A glorious blue sky golden sunshine day in springtime Tasmania! We basked in the warmth and weeding became a joy, as our team of volunteer worked away companionably in the Food Garden of the Royal Tasmanian Botanical Gardens (RTBG).
The garlic patches needed a great deal of attention and, over the hours, we methodically cleared those pesty plants that wanted to use up the goodness of the soil and deplete the resources needed by the garlic.
We all felt a great deal of satisfaction when one bed was cleared.
After our lunch break with wandering magpies showing an interest in our food, we tackled the weeds in the second large bed.
Later I wandered around the remainder of the Food Garden to check on progress.

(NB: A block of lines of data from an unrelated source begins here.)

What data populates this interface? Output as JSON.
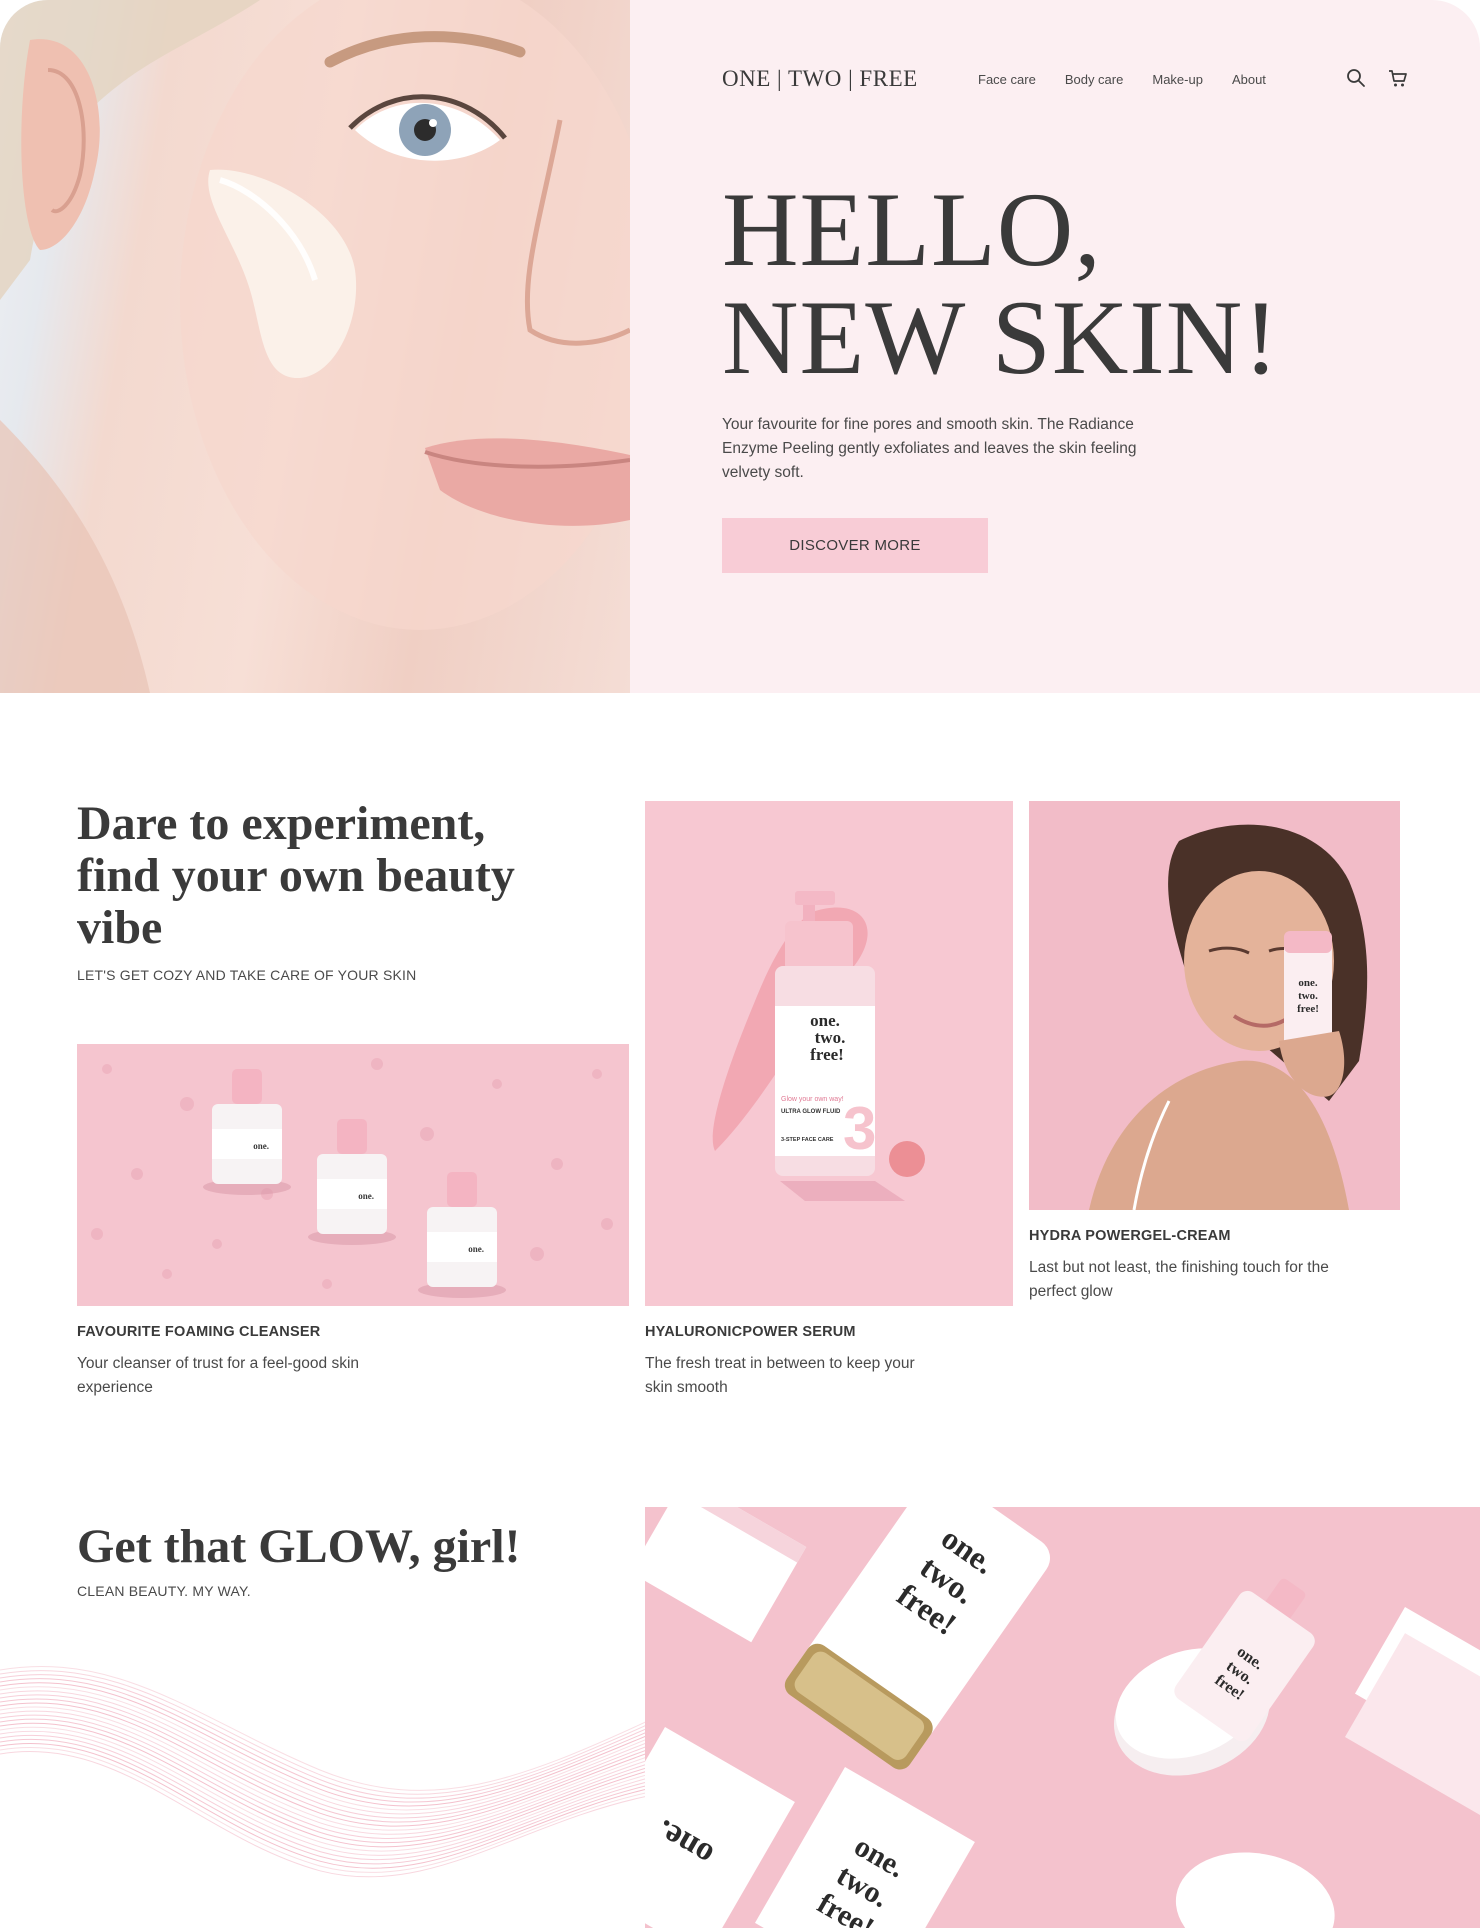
{
  "header": {
    "logo": "ONE | TWO | FREE",
    "nav": [
      "Face care",
      "Body care",
      "Make-up",
      "About"
    ],
    "icons": [
      "search-icon",
      "cart-icon"
    ]
  },
  "hero": {
    "title_line1": "HELLO,",
    "title_line2": "NEW SKIN!",
    "text": "Your favourite for fine pores and smooth skin. The Radiance Enzyme Peeling gently exfoliates and leaves the skin feeling velvety soft.",
    "button": "DISCOVER MORE"
  },
  "section2": {
    "title": "Dare to experiment, find your own beauty vibe",
    "subtitle": "LET'S GET COZY AND TAKE CARE OF YOUR SKIN",
    "cards": [
      {
        "title": "FAVOURITE FOAMING CLEANSER",
        "text": "Your cleanser of trust for a feel-good skin experience"
      },
      {
        "title": "HYALURONICPOWER SERUM",
        "text": "The fresh treat in between to keep your skin smooth"
      },
      {
        "title": "HYDRA POWERGEL-CREAM",
        "text": "Last but not least, the finishing touch for the perfect glow"
      }
    ],
    "product_label": {
      "brand": "one. two. free!",
      "tagline": "Glow your own way!",
      "name": "ULTRA GLOW FLUID",
      "step": "3-STEP FACE CARE",
      "number": "3"
    }
  },
  "section3": {
    "title": "Get that GLOW, girl!",
    "subtitle": "CLEAN BEAUTY. MY WAY."
  },
  "colors": {
    "hero_panel": "#fceff2",
    "button": "#f8ccd6",
    "product_pink": "#f6c6d0",
    "text": "#3a3a3a",
    "wave": "#f2b6c4"
  }
}
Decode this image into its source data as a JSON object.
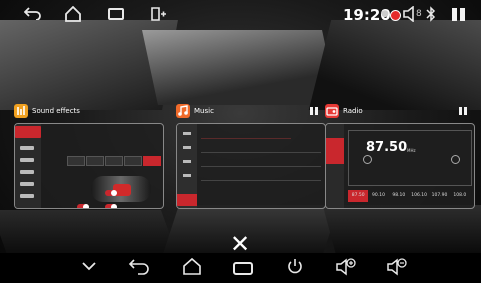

I was particularly attracted to a bed with three different vegetables:the large leafed Kale topped turnip, the frilly mustard and the dark leaved lettuce. It was a great reminder to mix up plants in a bed.
Then I walked to the orchard where some fruit trees have yet to blossom, some have finished blossoming and are now leafing up, while others are glorious in their blossom. A swag of trees seemed dormant. The apple arbor is leafless but, on close inspection, fleshy buds are about to burst open any moment.
The European Corella Pear trees, espaliered near the convict brick wall, were full of flowers being serviced by buzzing bees.
In one bed, cabbages were beset by destructive insects, whereas elsewhere healthy untouched specimens were growing grandly.
The Boysenberry was in flower and early fruits were forming on other parts of the canes.
The abundance. The fresh growth. The health. All combined with clean fresh air and happy visitors, made RTBG’s Food Garden a delight and a must visit location – if you can.